What to do if your business is affected by a cyber-attack?
According to the Australian Small Business and Family Enterprise Ombudsman, cybercrime is costing the Australian economy more than $1 billion each year.
Even in 2017, 22% of small businesses that were breached by the Ransomware attacks were so affected they could not continue operating.
This is a staggering statistic, especially when some businesses rely solely on pre-packaged antivirus software to protect their business’ data.
No business is too small to worry about cybersecurity where either outcome could result in your data is compromised or your customers’ data is compromised.
1. Immediately stop further infection
When you feel an attack has occurred, or a computer has been compromised to an attack, you need to stop the infection from spreading.
You can do this by quarantining that computer or device by removing it from the network. Pull out the network cable from the computer or turn off the device’s wireless connection to ensure access is cut off.
The damage could already be done but at least you’ve minimised the chance of further attacks.
2.Eliminate the threat
This action needs to occur as soon as an attack or breach has occurred. Depending on your business’ IT setup and infrastructure, contact your IT administrator and notify them of the situation at hand. They will be best suited to eliminate the attack vector and determine if it is still within network perimeter
From there, they should be able to determine how the attack occurred and subsequently what information was breached.

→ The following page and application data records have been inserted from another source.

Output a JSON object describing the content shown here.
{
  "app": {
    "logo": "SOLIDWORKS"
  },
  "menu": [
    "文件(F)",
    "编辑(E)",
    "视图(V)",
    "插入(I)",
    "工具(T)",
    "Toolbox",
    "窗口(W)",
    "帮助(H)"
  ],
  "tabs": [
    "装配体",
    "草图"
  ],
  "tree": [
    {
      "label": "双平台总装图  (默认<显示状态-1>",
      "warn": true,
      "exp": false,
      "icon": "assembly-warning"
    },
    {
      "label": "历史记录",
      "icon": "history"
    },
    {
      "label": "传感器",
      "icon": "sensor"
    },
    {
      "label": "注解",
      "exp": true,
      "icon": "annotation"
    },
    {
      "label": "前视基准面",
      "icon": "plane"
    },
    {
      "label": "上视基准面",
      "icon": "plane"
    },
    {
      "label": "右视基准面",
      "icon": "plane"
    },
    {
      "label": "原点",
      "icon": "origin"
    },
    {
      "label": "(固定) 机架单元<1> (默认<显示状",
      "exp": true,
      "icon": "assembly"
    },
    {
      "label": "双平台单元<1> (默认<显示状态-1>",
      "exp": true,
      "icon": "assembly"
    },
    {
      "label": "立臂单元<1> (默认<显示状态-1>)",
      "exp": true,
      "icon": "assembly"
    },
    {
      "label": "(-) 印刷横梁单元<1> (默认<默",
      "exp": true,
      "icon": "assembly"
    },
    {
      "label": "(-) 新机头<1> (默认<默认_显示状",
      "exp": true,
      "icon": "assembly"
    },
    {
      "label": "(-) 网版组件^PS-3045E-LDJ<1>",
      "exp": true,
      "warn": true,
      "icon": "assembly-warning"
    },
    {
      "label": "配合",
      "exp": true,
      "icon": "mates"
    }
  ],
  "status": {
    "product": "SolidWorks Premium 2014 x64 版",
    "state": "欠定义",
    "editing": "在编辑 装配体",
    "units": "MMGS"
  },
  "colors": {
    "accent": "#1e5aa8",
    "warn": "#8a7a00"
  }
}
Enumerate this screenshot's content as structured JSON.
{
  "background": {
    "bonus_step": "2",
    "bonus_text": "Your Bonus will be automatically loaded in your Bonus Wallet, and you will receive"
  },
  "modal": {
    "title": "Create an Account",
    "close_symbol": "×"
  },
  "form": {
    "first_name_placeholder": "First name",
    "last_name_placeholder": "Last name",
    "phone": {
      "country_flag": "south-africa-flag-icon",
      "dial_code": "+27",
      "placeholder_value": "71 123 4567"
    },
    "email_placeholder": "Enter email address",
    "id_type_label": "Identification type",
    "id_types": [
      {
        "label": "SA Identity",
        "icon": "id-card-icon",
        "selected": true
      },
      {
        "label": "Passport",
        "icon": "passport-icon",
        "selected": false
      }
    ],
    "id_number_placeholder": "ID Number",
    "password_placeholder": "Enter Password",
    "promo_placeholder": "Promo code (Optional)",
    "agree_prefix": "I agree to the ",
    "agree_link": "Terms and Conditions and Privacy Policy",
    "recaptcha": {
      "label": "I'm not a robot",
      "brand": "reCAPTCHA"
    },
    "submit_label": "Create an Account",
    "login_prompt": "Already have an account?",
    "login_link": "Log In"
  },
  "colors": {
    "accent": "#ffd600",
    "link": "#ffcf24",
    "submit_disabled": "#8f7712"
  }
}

Breaches should be reported to your internal staff immediately, with details of how it happened. From here, you need to take steps to further identify the behaviour that caused the incident and keep the machine or device quarantined until advised by a professional.
You can also report cyber incidents through the Australian Government channels below. Doing so will alert authorities to the incident so that its effects can be minimised and investigated to attempt to catch the attacker can be made. These channels also provide advice to help people recognise and avoid common types of cybercrime:
•Computer Emergency Response Team (CERT) https://www.cert.gov.au/
•Australian Cybercrime Online Reporting Network (ACORN) https://www.acorn.gov.au
However depending on your business, customers and type of data breached, you may need to do some further reporting.
From 22 February, all businesses with a turnover greater than $3 million which have a significant data breach are required to inform all concerned parties, and to inform the Office of the Australian Information Commissioner. In the event of unauthorised access, disclosure or loss of personal information that could be seriously compromising to the person or people it relates to, it must be reported via https://www.oaic.gov.au/
At this point, it is recommended to consult a lawyer and your IT provider for assistance. If you don’t have sophisticated event logging systems overseeing your network, then this process will be time-consuming and costly. You will need to go through this exercise as the changes to the Privacy Act mandate that not only do you have to report the breach to OAIC but if likely to cause harm, you need to issue a public statement.
4. Assess the damage and recover your data
This step is crucial to determine the depth of the breach’s effect on your business, the ability to recover and affect the likelihood of future breaches.
When a breach does occur, most businesses don’t have the measures in place to recover lost or compromised date because they haven’t taken the time to plan the repercussions with a potential breach.
The best way to ensure you can recover data is consistent and timely backups of data. Restoring recent backups can allow you to recover lost of compromised files and damaged systems. However, conducting the backups is only half the job done. You need to test the quality of the backups stored, in case they too are corrupted.
5. Review your processes
You need to review the incident internally, determine how it happened and what reasonable steps to take to ensure it doesn’t happen again.
Some of these steps can be relatively easy to complete. For example, some of these steps can include (but not limited to):
- Backup regularly
- Patch applications and run security updates and scans
- Protect devices and accounts with complex, limited time passwords with multi-factor authentication
- Protect systems by limiting application control and limit administrative accounts
According to the Australian Cyber Security Security, the essential eight mitigations strategies as a baseline include:
- application whitelisting – to control the execution of unauthorised software
- patching applications – to remediate known security vulnerabilities
- configuring Microsoft Office macro settings – to block untrusted macros
- application hardening – to protect against vulnerable functionality
- restricting administrative privileges – to limit powerful access to systems
- patching operating systems – to remediate known security vulnerabilities
- multi-factor authentication – to protect against risky activities
- daily backups – to maintain the availability of critical data.
It is recommended to talk to your IT provider to determine a SIEM solution which can further add to your business’ cybersecurity.
With legislation that increases the liability of small businesses in the event of a data breach, you need to know what to do when a data breach happens. Small business in Australia is the target of 43% of all cybercrimes and we need to be prepared.